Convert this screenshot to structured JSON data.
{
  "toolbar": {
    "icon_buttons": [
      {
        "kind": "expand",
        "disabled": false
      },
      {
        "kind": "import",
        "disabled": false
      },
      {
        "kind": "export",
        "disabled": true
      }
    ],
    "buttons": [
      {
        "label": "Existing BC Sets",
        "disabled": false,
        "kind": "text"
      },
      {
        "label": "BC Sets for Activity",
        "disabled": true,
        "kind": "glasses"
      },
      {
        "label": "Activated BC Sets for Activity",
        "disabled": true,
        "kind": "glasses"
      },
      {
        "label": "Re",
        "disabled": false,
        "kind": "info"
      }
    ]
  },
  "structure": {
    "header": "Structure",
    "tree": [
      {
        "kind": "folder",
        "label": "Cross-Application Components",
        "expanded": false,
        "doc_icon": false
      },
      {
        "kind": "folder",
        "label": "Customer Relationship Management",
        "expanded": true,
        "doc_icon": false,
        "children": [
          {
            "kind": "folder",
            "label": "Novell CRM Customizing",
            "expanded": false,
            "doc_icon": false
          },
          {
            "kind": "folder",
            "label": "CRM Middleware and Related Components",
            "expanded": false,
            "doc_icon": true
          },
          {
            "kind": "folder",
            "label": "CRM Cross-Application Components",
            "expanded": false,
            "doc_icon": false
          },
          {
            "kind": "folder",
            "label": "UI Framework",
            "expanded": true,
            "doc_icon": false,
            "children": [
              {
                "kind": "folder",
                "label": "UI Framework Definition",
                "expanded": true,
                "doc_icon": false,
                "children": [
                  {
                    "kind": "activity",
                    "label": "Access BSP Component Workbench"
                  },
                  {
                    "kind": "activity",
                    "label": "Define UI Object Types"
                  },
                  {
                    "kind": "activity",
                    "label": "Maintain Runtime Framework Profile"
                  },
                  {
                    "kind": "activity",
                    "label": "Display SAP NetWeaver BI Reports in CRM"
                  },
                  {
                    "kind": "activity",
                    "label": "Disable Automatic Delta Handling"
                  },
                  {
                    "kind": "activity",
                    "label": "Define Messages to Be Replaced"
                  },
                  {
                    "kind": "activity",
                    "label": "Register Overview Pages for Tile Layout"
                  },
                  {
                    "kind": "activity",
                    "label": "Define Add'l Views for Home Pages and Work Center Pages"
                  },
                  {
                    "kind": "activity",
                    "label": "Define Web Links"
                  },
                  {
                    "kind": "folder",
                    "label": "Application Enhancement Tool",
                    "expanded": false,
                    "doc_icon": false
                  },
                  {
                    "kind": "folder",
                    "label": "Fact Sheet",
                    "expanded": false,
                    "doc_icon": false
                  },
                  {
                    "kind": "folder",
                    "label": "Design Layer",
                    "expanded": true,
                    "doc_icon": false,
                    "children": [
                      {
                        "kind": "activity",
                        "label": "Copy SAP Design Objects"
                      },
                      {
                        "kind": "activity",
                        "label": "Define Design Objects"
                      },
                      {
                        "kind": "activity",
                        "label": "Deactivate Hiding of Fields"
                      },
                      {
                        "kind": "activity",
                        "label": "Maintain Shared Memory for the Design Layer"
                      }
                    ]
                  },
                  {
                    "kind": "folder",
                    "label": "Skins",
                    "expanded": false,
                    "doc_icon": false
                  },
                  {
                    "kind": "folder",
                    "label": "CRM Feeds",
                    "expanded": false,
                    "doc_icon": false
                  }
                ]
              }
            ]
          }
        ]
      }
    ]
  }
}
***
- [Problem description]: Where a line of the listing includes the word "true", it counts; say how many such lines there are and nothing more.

- [Output of the task]: 8